I wish I’d had the foresight to document the set list as the concert progressed. But I was caught up in the power of the music and of my impending guest appearance. At one point, though, I turned my worry into an affiirmation that this moment was not about me and that I could just be open to what could come through me. 

When Niki introduced me, she also called up Ugochi and Zahra to vocalize. They did a compelling introduction to “Three Blue Stones”, while I added embellishments. I kept adjusting my tuning and never really felt that I’d gotten it right. After a while Niki signaled for my solo and I let it flow.  I also soloed on South Shore, as well as playing on the melody. 

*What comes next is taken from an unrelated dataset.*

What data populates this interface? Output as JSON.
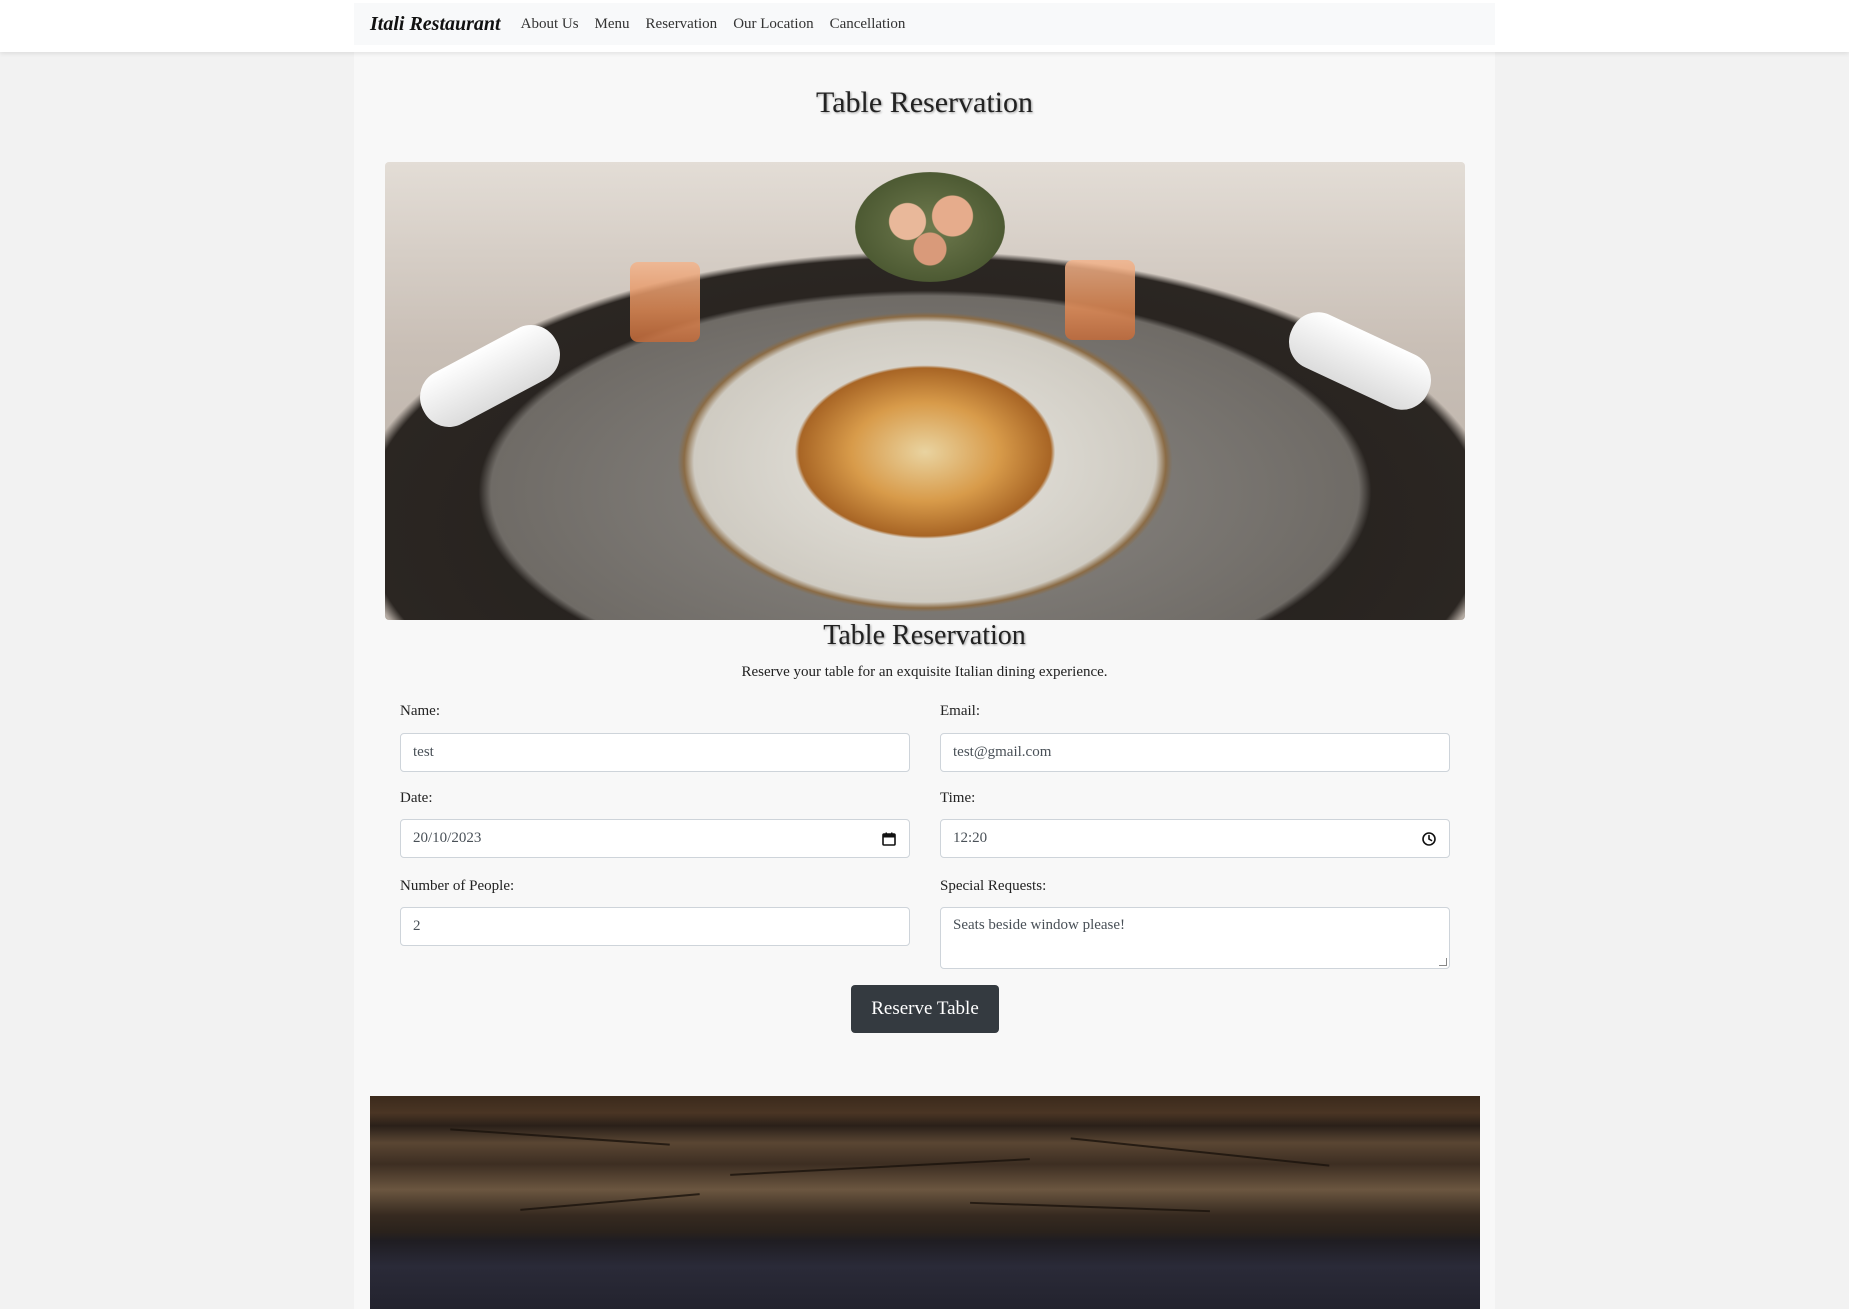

Enough about me. Nicole Mitchell’s music was amazing, as was the creativity and musicianship of the band: cellist Tomeka Reid and bassist Joshua Abrams, (who may well be Nicole’s most frequent collaborators); drummer Marcus Evans and percussionist JoVia Armstrong; guitarist Alex Wing and pianist Jim Baker. There were songs with multiple time signatures; passages of dizzying speed and dexterity; and lyrics reflecting these times and imagined futures. At one point, during the second half, Nicole turned to the band and asked, “Wanna get harder?” They agreed, expertly performing compositions that had the front row of musicians in the audience physically trying to comprehend rhythms and structures. 

During the intermission, friends and fans mingled, sharing stories of and praise for Nicole’s amazing career and creative output, including awards, fellowships, international appearances, and a number of performing ensembles. Many of those present remembered the soft spoken woman who has become a powerful bandleader and a veritable force of nature. 

Several musical friends arrived during the second half, probably following gigs of their own. When she realized it, Nicole invited bassist Junius Paul and drummer Isaiah Spencer to sit in, after checking in with Josh and Marcus about relinquishing their spots and instruments. I shouted to Niki that Ben Lamar Gay was also present, so he joined the group on cornet. What followed was a spirited piece, which turned into an exchange between JoVia and Isaiah, which Zahra described as Africa drums mixing with Double Dutch; a moment so intense that Nicole just took a seat in the audience to enjoy it along with us. Master drummers carried us home. 

BEE’s parting song had the sound and feel of South Africa, with a chant that became a communal sing of “Peace and love til I see you again” Zahra and I got to add our energy and harmonies, once Niki heard what we were doing on the sidelines. It was a beautiful ending to a perfect celebration.